From the records below, pull each line that has "Fault".
========
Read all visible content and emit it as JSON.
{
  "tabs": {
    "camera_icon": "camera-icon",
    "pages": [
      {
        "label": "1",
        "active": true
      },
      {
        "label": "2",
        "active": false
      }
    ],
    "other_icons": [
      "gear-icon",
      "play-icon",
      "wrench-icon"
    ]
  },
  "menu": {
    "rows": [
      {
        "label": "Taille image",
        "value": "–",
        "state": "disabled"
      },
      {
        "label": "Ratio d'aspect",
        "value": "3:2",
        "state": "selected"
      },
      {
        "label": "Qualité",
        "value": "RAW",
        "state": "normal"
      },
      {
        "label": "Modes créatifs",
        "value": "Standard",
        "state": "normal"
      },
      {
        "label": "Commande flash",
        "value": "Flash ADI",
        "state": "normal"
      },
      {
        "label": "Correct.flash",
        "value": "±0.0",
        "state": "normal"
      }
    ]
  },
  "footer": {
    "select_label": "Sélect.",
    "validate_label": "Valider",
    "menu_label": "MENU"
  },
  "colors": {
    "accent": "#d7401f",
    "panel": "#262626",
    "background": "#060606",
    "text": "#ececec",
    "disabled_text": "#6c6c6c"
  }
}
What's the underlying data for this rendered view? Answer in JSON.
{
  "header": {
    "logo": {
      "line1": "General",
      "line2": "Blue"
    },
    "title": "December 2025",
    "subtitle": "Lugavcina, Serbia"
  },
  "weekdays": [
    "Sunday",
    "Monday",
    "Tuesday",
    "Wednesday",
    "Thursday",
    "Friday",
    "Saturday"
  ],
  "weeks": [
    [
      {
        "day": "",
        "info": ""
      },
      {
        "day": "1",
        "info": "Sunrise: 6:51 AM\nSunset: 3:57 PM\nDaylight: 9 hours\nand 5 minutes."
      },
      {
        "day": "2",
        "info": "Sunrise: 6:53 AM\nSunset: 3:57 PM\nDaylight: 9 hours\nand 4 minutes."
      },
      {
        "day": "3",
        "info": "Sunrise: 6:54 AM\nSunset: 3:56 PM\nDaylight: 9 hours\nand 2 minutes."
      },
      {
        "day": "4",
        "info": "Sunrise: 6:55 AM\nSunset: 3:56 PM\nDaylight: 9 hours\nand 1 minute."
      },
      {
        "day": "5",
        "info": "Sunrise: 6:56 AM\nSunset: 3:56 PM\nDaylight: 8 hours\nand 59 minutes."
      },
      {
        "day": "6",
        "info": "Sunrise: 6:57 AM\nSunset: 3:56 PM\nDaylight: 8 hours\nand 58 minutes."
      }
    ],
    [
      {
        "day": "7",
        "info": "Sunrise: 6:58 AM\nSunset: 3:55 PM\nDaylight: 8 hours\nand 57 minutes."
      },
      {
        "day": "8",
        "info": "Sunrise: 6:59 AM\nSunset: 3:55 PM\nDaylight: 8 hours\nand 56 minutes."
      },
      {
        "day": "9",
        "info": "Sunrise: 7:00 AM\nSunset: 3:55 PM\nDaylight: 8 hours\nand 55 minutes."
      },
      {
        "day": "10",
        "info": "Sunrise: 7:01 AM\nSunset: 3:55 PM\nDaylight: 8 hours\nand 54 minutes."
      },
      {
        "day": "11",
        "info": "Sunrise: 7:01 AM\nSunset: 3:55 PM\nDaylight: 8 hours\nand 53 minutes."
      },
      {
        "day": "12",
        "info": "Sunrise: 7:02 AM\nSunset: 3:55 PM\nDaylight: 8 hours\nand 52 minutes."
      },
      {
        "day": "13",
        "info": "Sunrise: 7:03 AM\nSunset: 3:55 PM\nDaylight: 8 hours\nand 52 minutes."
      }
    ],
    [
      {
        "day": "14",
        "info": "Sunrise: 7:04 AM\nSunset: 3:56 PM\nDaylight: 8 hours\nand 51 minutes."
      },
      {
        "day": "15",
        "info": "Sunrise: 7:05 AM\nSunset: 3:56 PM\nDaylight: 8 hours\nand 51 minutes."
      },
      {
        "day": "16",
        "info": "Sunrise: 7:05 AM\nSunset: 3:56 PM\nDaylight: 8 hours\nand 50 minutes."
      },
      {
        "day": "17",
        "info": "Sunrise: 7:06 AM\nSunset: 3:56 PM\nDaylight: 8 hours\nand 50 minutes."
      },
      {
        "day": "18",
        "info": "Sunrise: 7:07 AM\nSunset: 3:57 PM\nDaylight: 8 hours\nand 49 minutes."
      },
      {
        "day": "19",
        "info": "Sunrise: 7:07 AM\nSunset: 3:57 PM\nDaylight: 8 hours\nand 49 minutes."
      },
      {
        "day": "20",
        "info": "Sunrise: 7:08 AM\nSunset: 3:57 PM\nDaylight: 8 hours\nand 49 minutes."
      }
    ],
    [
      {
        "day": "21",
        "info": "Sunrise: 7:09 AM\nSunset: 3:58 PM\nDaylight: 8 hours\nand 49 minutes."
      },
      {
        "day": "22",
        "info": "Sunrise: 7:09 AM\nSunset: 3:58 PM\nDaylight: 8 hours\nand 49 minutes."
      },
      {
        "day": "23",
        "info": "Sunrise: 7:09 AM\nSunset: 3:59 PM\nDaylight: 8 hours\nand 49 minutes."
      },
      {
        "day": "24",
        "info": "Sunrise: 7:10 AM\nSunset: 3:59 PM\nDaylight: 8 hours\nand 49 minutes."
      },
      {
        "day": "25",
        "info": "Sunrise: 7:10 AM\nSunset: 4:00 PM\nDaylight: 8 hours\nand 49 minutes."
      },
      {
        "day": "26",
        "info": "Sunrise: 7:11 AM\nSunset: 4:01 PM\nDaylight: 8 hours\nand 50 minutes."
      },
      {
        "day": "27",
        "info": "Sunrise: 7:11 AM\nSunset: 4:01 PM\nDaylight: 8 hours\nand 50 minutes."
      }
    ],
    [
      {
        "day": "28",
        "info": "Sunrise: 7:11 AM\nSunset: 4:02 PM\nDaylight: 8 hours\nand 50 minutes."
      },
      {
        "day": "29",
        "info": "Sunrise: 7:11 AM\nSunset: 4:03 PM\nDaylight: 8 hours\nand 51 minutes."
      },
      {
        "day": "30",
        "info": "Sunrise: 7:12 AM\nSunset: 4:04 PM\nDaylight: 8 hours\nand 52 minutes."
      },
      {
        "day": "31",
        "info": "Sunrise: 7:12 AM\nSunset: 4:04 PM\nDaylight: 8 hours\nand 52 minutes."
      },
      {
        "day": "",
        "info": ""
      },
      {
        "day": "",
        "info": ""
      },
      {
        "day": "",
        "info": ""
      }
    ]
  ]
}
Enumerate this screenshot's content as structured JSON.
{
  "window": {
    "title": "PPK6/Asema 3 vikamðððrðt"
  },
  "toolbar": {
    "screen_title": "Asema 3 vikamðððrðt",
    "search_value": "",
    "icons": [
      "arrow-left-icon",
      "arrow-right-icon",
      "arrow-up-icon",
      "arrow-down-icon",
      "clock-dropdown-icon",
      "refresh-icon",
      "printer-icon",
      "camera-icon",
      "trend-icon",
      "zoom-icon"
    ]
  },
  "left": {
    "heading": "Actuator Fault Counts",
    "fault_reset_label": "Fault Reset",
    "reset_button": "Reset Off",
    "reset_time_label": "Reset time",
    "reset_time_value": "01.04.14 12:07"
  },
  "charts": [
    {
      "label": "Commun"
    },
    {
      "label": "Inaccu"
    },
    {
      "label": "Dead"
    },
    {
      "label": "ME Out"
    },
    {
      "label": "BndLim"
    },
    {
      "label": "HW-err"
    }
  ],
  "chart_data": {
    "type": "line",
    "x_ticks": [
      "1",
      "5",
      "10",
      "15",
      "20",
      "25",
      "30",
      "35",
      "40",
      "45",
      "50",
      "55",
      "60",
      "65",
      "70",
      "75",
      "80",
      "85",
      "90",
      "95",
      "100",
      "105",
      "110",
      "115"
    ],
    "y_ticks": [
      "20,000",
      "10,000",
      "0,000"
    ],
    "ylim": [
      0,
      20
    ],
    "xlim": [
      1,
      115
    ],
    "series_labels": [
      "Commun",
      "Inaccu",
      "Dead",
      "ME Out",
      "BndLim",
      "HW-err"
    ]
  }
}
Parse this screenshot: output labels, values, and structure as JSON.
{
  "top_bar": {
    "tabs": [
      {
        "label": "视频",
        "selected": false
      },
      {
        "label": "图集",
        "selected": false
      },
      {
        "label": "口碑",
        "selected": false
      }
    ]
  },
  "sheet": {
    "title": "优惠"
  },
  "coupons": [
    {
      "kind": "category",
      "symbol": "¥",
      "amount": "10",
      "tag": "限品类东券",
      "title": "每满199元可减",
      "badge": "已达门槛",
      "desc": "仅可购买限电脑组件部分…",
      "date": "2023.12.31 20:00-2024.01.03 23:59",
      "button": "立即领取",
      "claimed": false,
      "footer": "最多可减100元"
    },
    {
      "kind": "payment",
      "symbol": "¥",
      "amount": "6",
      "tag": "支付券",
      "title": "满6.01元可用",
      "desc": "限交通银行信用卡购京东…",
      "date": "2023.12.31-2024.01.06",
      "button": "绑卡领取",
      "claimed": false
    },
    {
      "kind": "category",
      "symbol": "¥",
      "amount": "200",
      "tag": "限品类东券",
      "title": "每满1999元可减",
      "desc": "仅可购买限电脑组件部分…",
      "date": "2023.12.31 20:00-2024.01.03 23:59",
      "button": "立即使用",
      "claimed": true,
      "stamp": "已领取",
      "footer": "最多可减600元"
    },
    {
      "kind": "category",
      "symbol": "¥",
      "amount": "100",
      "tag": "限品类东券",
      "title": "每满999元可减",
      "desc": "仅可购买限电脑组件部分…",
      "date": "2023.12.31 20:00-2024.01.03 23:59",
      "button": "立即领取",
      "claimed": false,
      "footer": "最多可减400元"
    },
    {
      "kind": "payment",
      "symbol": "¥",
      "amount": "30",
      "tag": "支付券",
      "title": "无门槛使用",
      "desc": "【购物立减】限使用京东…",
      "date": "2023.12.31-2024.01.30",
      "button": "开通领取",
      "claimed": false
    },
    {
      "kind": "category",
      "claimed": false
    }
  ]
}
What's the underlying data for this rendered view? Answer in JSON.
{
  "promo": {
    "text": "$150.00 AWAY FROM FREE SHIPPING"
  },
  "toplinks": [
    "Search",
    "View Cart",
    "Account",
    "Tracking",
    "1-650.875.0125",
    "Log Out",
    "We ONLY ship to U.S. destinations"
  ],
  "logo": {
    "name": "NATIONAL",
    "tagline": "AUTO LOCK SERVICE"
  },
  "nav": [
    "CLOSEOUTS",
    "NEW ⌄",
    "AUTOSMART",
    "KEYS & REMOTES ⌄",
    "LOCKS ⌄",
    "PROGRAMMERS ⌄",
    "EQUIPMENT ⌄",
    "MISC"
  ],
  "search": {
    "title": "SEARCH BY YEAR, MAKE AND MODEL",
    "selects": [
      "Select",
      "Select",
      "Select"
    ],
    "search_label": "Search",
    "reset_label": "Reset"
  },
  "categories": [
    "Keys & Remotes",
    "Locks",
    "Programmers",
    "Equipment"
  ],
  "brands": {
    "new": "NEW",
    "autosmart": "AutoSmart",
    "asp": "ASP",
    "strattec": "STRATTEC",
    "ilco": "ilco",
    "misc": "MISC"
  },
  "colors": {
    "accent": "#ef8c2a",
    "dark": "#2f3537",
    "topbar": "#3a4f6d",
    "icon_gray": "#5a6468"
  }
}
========
> Answer for this exercise
    "heading": "Actuator Fault Counts",
    "fault_reset_label": "Fault Reset",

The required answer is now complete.